My mother gave me the most precious presents of all when I was eight years old. She forced me to attend English school in the afternoon, after regular school, until I was 16.
Together with letting me choose a technical school, and being understanding when I dropped off university, it was the most life-shaping gift she could have ever imagined.
When at the age of 17 I bought my first modem, I was extremely fluent in written English, while my classmates were still struggling with it. This familiarity with the language allowed me to start traveling the world at the age of 22, to spend a few months in New Zealand when I was 25, to accept foreign clients when I was freelancing at the age of 27.
Unfortunately, my familiarity with the English language is not as perfect as it should be. Sometimes, as not native speaker, I find myself making trivial mistakes, picking the wrong particle before a verb, missing a plural conjugation, etc.
Today I found a book that in just 200 pages helped me a lot, refreshing all the rules I learned (or learnt) at school, but that faded over the years. The title is “I used to know that – English” by Patrick Scrivenor.
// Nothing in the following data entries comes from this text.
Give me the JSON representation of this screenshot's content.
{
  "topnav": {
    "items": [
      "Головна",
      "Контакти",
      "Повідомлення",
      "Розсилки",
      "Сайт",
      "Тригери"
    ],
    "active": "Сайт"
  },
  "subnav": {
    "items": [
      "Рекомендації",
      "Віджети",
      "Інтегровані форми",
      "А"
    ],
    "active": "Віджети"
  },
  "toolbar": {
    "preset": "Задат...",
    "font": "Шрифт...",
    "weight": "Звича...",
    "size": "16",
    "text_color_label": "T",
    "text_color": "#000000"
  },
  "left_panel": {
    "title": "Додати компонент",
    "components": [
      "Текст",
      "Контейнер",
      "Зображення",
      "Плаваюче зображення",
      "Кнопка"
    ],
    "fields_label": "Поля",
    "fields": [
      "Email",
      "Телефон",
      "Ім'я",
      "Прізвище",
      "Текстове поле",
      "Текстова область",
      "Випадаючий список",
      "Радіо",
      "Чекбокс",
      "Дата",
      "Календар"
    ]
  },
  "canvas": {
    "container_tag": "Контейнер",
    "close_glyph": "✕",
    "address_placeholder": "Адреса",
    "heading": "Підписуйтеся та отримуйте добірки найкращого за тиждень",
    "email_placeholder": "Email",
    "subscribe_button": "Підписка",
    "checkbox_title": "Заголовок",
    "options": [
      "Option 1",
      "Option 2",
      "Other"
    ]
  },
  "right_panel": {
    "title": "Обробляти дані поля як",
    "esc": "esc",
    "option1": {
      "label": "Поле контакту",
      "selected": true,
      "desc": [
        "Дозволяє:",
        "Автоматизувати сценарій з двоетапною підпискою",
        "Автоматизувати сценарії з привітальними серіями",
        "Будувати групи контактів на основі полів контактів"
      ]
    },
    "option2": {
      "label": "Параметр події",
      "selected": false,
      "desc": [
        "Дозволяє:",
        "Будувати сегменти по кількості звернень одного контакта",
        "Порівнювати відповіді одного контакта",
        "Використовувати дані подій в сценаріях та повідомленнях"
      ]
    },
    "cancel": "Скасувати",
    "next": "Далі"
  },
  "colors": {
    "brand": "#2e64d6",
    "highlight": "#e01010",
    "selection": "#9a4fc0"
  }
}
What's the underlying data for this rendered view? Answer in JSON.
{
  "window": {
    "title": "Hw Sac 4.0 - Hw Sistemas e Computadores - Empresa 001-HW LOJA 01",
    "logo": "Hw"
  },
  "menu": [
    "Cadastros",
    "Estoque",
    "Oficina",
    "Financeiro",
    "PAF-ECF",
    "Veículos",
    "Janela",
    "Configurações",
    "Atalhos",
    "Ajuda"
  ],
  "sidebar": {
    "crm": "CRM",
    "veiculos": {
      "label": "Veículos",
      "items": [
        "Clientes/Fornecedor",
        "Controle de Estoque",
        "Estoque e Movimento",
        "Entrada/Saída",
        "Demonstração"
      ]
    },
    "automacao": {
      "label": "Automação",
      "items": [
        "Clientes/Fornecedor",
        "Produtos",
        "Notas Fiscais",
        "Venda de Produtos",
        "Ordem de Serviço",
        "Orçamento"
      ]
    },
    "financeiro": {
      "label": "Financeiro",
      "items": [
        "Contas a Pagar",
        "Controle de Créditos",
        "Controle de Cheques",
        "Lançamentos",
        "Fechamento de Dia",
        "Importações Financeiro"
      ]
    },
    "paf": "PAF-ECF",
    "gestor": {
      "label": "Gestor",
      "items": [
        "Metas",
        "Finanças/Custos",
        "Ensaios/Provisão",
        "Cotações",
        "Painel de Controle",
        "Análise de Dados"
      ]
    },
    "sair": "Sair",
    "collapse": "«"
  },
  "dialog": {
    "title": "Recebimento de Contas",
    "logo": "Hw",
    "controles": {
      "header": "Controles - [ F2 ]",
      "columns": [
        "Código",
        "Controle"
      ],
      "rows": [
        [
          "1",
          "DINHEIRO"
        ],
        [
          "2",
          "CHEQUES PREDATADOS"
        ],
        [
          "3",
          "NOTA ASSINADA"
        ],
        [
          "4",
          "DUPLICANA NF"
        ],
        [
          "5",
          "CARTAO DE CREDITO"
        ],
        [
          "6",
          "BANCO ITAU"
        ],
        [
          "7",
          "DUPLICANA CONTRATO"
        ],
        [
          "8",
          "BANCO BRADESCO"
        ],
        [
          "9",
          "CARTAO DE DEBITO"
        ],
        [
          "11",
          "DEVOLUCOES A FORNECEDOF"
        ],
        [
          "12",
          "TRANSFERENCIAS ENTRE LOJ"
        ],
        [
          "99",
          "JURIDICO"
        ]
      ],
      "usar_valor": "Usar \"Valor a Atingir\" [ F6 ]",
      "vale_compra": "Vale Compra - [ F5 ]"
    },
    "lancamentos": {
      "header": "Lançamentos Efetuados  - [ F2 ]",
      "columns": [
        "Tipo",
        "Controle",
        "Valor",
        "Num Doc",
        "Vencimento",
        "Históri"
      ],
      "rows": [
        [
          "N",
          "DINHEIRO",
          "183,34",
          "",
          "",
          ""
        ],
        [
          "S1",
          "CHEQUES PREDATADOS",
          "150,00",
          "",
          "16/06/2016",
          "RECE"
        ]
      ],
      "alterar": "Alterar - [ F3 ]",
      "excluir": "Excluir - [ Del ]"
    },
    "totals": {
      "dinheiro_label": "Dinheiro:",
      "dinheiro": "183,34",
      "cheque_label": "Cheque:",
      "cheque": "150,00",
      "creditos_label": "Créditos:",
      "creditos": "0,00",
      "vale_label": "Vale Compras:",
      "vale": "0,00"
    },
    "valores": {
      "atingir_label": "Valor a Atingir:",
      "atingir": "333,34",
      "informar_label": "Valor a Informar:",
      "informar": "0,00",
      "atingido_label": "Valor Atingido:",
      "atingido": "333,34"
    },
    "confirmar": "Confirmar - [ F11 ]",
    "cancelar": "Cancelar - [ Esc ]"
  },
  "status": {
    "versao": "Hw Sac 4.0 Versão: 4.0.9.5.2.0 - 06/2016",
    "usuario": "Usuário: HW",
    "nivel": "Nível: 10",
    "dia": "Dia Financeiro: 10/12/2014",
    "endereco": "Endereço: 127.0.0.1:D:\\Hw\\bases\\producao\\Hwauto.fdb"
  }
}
I know, it looks like one of those one-minute-manager books you can find in airports, but it’s brilliant, and for just a few bucks it’s a great deal. I’m happy I decided to buy it.